• WHAT IS EXPECTED:
Copy every line that holds the string "Baseline" from the data below.

• DATASET RECORDS:
==============================

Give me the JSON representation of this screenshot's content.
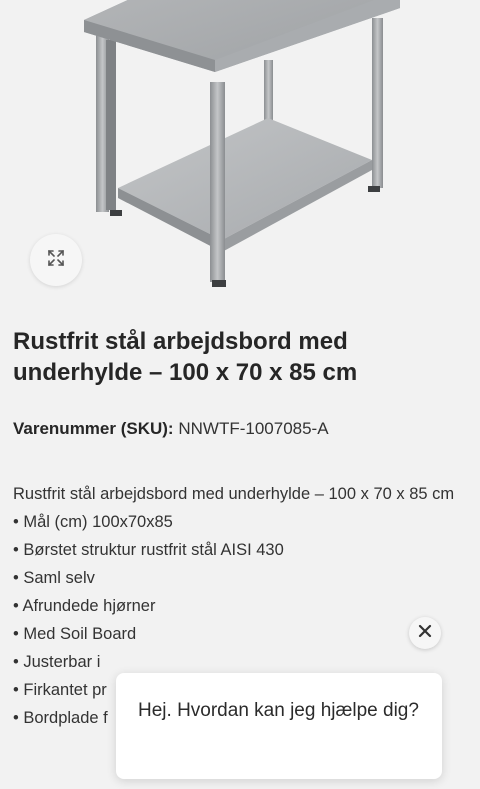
{
  "product": {
    "title": "Rustfrit stål arbejdsbord med underhylde – 100 x 70 x 85 cm",
    "sku_label": "Varenummer (SKU):",
    "sku_value": "NNWTF-1007085-A",
    "description_intro": "Rustfrit stål arbejdsbord med underhylde – 100 x 70 x 85 cm",
    "features": [
      "• Mål (cm) 100x70x85",
      "• Børstet struktur rustfrit stål AISI 430",
      "• Saml selv",
      "• Afrundede hjørner",
      "• Med Soil Board",
      "• Justerbar i",
      "• Firkantet pr",
      "• Bordplade f"
    ]
  },
  "gallery": {
    "zoom_icon": "expand-icon"
  },
  "chat": {
    "message": "Hej. Hvordan kan jeg hjælpe dig?",
    "close_icon": "close-icon"
  },
  "colors": {
    "background": "#f2f2f2",
    "text": "#2b2b2b",
    "chat_bg": "#ffffff"
  }
}
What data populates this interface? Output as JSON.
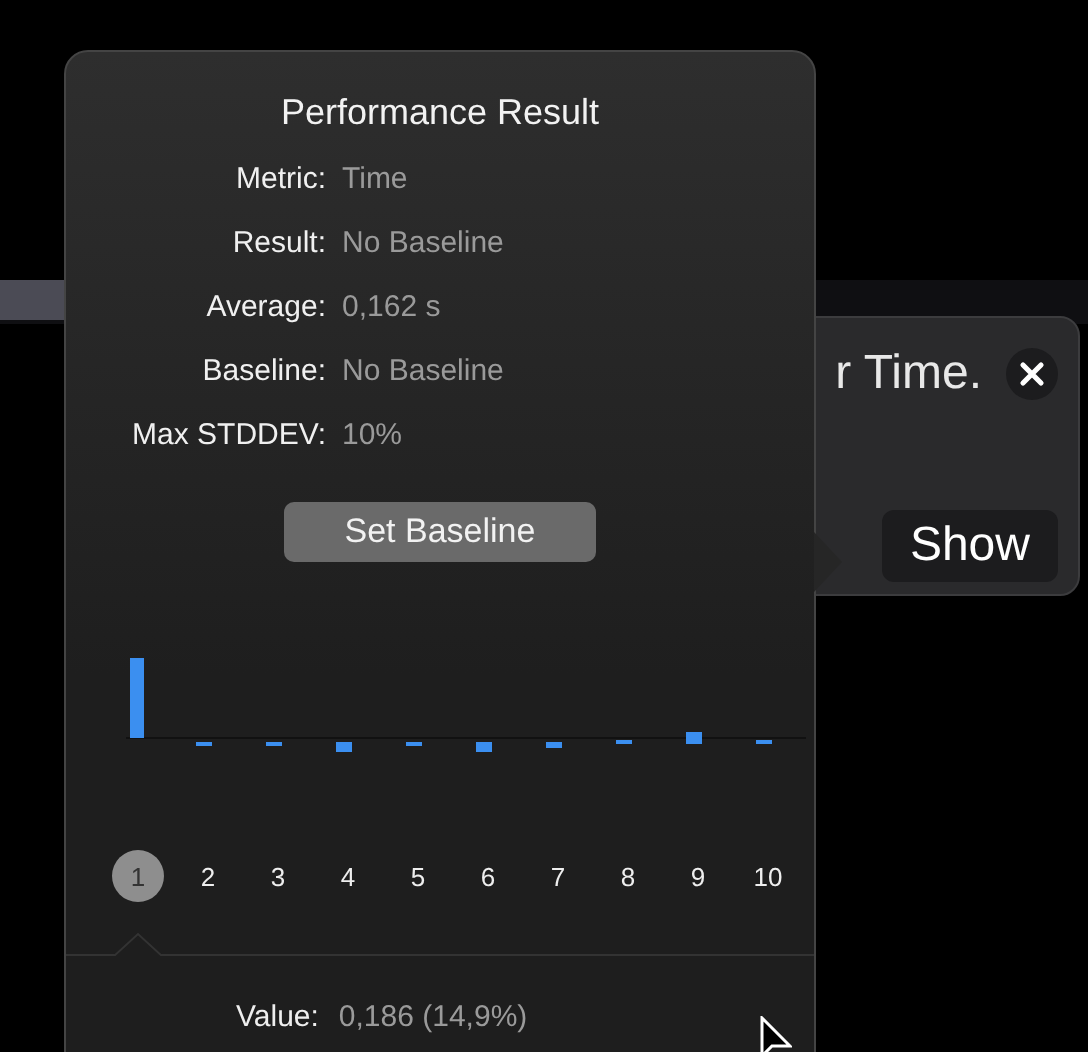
{
  "notification": {
    "text": "r Time.",
    "button": "Show"
  },
  "popover": {
    "title": "Performance Result",
    "fields": [
      {
        "label": "Metric:",
        "value": "Time"
      },
      {
        "label": "Result:",
        "value": "No Baseline"
      },
      {
        "label": "Average:",
        "value": "0,162 s"
      },
      {
        "label": "Baseline:",
        "value": "No Baseline"
      },
      {
        "label": "Max STDDEV:",
        "value": "10%"
      }
    ],
    "button": "Set Baseline",
    "iterations": [
      {
        "label": "1",
        "selected": true
      },
      {
        "label": "2",
        "selected": false
      },
      {
        "label": "3",
        "selected": false
      },
      {
        "label": "4",
        "selected": false
      },
      {
        "label": "5",
        "selected": false
      },
      {
        "label": "6",
        "selected": false
      },
      {
        "label": "7",
        "selected": false
      },
      {
        "label": "8",
        "selected": false
      },
      {
        "label": "9",
        "selected": false
      },
      {
        "label": "10",
        "selected": false
      }
    ],
    "value": {
      "label": "Value:",
      "value": "0,186 (14,9%)"
    }
  }
}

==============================

• RESPONSE TO THE EXERCISE:
        "value": "No Baseline"
        "label": "Baseline:",
        "value": "No Baseline"
    "button": "Set Baseline",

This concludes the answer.